*DIRECTIONS FOR THIS TASK*
Check every line of the data for the word "help", and copy those that have it.

*DATA IN THIS EXERCISE*
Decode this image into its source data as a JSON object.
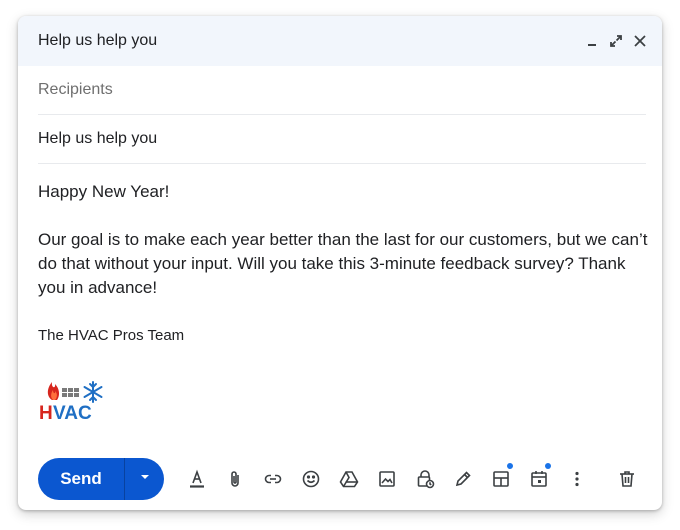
{
  "window": {
    "title": "Help us help you"
  },
  "fields": {
    "recipients_placeholder": "Recipients",
    "subject": "Help us help you"
  },
  "body": {
    "greeting": "Happy New Year!",
    "message": "Our goal is to make each year better than the last for our customers, but we can’t do that without your input. Will you take this 3-minute feedback survey? Thank you in advance!",
    "signature": "The HVAC Pros Team",
    "logo_text": "HVAC"
  },
  "toolbar": {
    "send_label": "Send",
    "icons": [
      "format-text-icon",
      "attach-icon",
      "link-icon",
      "emoji-icon",
      "drive-icon",
      "image-icon",
      "confidential-lock-icon",
      "signature-pen-icon",
      "layout-template-icon",
      "schedule-calendar-icon",
      "more-options-icon",
      "trash-icon"
    ]
  },
  "colors": {
    "send_button": "#0b57d0",
    "titlebar": "#f2f6fc",
    "badge_dot": "#1a73e8",
    "logo_red": "#d7261e",
    "logo_blue": "#1f6fc4"
  }
}
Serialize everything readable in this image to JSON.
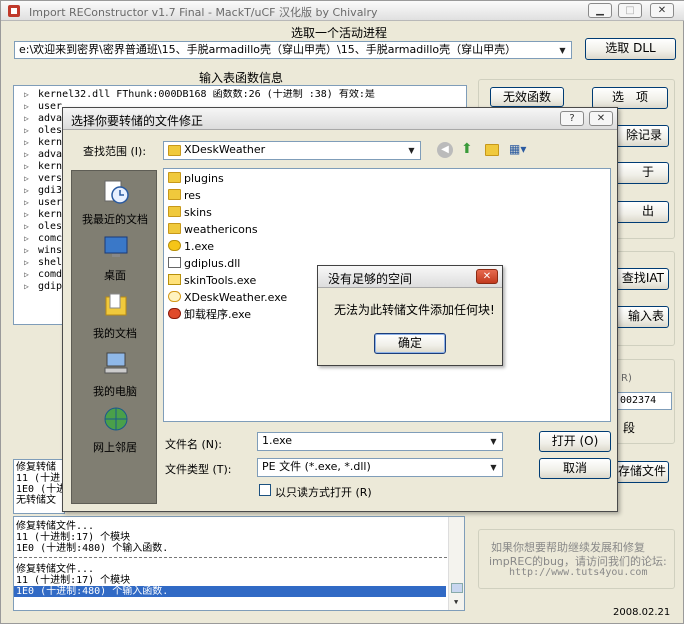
{
  "app": {
    "title": "Import REConstructor v1.7 Final - MackT/uCF 汉化版 by Chivalry",
    "process_label": "选取一个活动进程",
    "process_value": "e:\\欢迎来到密界\\密界普通班\\15、手脱armadillo壳（穿山甲壳）\\15、手脱armadillo壳（穿山甲壳）",
    "select_dll_label": "选取 DLL",
    "imports_label": "输入表函数信息",
    "tree_items": [
      "kernel32.dll FThunk:000DB168 函数数:26 (十进制 :38) 有效:是",
      "user",
      "adva",
      "oles",
      "kern",
      "adva",
      "kern",
      "vers",
      "gdi3",
      "user",
      "kern",
      "oles",
      "comc",
      "wins",
      "shel",
      "comd",
      "gdip"
    ],
    "right_buttons": [
      "无效函数",
      "选　项",
      "除记录",
      "于",
      "出",
      "查找IAT",
      "输入表",
      "存储文件"
    ],
    "side_text_1": "R)",
    "side_value": "002374",
    "side_text_2": "段",
    "log_top": [
      "修复转储",
      "11 (十进",
      "1E0 (十进",
      "无转储文"
    ],
    "log_bottom": [
      "修复转储文件...",
      "11 (十进制:17) 个模块",
      "1E0 (十进制:480) 个输入函数.",
      "",
      "修复转储文件...",
      "11 (十进制:17) 个模块",
      "1E0 (十进制:480) 个输入函数."
    ],
    "footer_text_1": "如果你想要帮助继续发展和修复",
    "footer_text_2": "impREC的bug，请访问我们的论坛:",
    "footer_url": "http://www.tuts4you.com",
    "date": "2008.02.21"
  },
  "dialog": {
    "title": "选择你要转储的文件修正",
    "lookin_label": "查找范围 (I):",
    "lookin_value": "XDeskWeather",
    "places": [
      "我最近的文档",
      "桌面",
      "我的文档",
      "我的电脑",
      "网上邻居"
    ],
    "files": [
      "plugins",
      "res",
      "skins",
      "weathericons",
      "1.exe",
      "gdiplus.dll",
      "skinTools.exe",
      "XDeskWeather.exe",
      "卸载程序.exe"
    ],
    "filename_label": "文件名 (N):",
    "filename_value": "1.exe",
    "filetype_label": "文件类型 (T):",
    "filetype_value": "PE 文件 (*.exe, *.dll)",
    "readonly_label": "以只读方式打开 (R)",
    "open_label": "打开 (O)",
    "cancel_label": "取消"
  },
  "messagebox": {
    "title": "没有足够的空间",
    "message": "无法为此转储文件添加任何块!",
    "ok_label": "确定"
  },
  "colors": {
    "selection": "#316ac5",
    "dialog_border": "#4a4a4a"
  }
}
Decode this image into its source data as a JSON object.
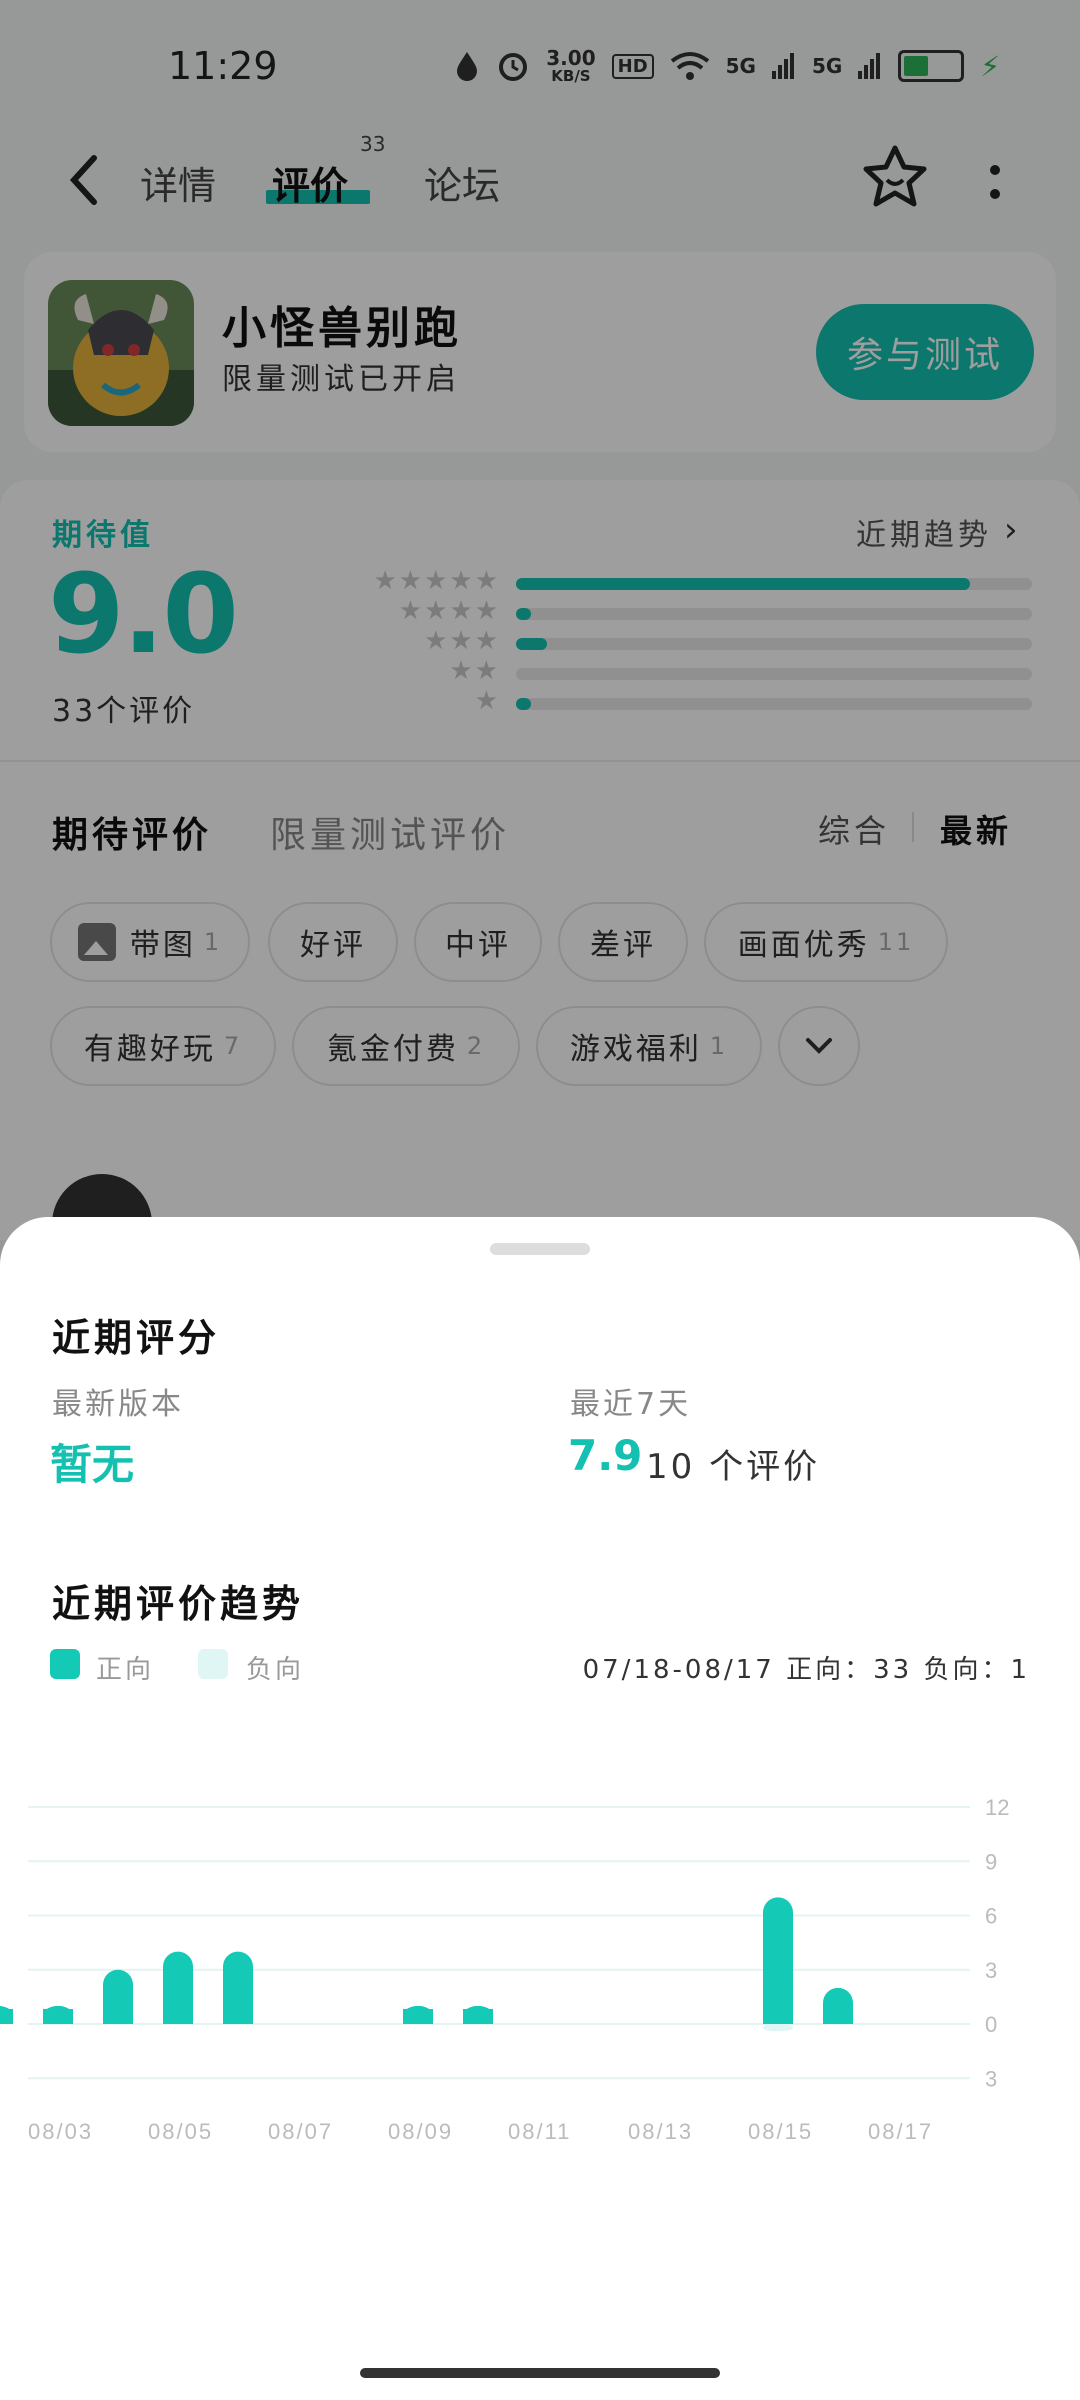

*ANSWER BOX*
    "title": "Help us help you"
    "subject": "Help us help you"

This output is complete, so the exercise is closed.